**** Provided records ****
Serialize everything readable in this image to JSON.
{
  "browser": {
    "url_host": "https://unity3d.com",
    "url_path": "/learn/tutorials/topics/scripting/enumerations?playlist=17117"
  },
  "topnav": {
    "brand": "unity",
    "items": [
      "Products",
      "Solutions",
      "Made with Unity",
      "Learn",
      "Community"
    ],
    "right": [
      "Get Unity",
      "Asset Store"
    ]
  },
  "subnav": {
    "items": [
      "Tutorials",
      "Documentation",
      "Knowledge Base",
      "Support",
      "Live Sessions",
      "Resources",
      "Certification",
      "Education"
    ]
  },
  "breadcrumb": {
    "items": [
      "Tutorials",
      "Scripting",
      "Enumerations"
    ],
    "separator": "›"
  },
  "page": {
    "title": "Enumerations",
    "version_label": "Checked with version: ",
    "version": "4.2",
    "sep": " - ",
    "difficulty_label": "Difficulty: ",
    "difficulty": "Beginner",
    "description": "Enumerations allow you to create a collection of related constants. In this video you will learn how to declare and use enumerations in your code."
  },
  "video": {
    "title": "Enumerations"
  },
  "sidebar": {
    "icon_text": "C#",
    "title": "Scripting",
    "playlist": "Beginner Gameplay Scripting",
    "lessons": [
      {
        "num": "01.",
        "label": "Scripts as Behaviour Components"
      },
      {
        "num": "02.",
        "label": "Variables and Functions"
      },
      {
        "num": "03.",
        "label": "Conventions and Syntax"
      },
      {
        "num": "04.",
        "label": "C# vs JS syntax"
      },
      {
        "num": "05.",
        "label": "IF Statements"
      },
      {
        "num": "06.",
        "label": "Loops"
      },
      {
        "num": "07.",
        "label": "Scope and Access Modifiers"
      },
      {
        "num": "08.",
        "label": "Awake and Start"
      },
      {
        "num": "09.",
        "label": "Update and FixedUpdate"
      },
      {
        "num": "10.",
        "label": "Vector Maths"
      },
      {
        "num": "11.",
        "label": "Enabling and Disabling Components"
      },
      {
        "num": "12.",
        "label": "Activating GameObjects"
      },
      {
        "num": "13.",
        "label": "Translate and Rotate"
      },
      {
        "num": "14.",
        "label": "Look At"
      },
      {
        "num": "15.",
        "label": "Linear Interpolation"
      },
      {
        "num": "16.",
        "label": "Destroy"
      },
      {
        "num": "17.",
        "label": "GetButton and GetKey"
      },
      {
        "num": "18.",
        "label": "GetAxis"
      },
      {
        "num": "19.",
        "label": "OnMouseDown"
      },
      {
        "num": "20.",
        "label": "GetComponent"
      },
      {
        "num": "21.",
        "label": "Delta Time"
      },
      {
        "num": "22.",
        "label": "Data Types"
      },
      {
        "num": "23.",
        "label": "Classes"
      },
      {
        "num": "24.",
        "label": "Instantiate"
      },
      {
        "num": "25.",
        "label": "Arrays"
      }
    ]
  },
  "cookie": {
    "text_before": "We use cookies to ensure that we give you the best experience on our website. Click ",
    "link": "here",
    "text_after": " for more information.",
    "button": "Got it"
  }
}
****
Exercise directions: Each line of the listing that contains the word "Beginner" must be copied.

Response to the task:
    "difficulty": "Beginner",
    "playlist": "Beginner Gameplay Scripting",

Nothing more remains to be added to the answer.